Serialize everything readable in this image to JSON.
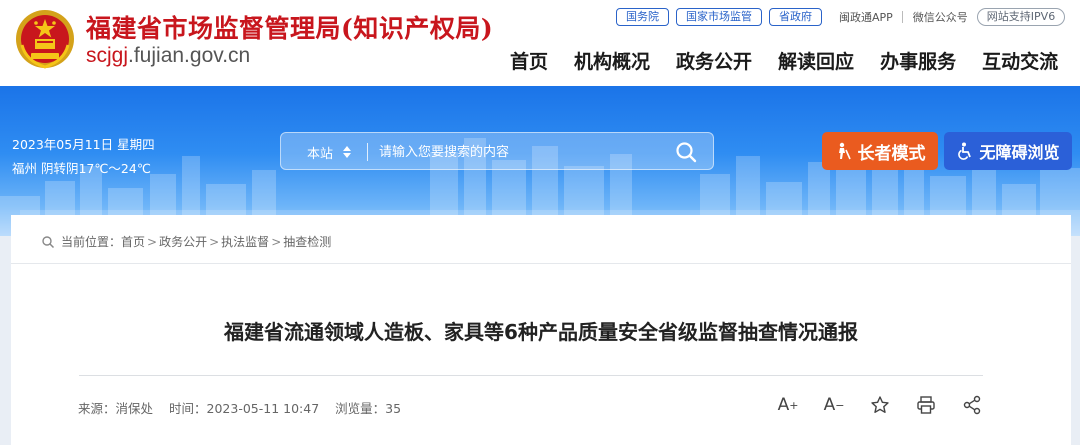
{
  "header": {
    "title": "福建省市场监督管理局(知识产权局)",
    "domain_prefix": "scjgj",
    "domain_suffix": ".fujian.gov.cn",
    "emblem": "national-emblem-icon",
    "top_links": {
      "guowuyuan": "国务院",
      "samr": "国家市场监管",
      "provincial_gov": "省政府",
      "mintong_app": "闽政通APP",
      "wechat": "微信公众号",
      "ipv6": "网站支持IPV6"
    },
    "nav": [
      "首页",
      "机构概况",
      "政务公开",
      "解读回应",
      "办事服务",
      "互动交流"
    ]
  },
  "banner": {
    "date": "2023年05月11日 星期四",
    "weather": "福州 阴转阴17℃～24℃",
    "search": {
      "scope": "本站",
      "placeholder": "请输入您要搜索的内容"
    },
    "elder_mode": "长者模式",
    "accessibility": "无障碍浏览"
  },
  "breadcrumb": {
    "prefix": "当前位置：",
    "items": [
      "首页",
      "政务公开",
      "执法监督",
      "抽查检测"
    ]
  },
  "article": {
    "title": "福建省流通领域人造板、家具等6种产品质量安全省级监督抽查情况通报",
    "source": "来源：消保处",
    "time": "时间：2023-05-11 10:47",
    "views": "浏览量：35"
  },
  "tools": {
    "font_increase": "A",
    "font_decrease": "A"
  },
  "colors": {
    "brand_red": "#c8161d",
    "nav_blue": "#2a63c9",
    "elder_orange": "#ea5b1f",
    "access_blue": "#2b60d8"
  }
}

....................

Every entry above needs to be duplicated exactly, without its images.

• Answer to the problem:
Serialize everything readable in this image to JSON.
{
  "header": {
    "title": "福建省市场监督管理局(知识产权局)",
    "domain_prefix": "scjgj",
    "domain_suffix": ".fujian.gov.cn",
    "emblem": "national-emblem-icon",
    "top_links": {
      "guowuyuan": "国务院",
      "samr": "国家市场监管",
      "provincial_gov": "省政府",
      "mintong_app": "闽政通APP",
      "wechat": "微信公众号",
      "ipv6": "网站支持IPV6"
    },
    "nav": [
      "首页",
      "机构概况",
      "政务公开",
      "解读回应",
      "办事服务",
      "互动交流"
    ]
  },
  "banner": {
    "date": "2023年05月11日 星期四",
    "weather": "福州 阴转阴17℃～24℃",
    "search": {
      "scope": "本站",
      "placeholder": "请输入您要搜索的内容"
    },
    "elder_mode": "长者模式",
    "accessibility": "无障碍浏览"
  },
  "breadcrumb": {
    "prefix": "当前位置：",
    "items": [
      "首页",
      "政务公开",
      "执法监督",
      "抽查检测"
    ]
  },
  "article": {
    "title": "福建省流通领域人造板、家具等6种产品质量安全省级监督抽查情况通报",
    "source": "来源：消保处",
    "time": "时间：2023-05-11 10:47",
    "views": "浏览量：35"
  },
  "tools": {
    "font_increase": "A",
    "font_decrease": "A"
  },
  "colors": {
    "brand_red": "#c8161d",
    "nav_blue": "#2a63c9",
    "elder_orange": "#ea5b1f",
    "access_blue": "#2b60d8"
  }
}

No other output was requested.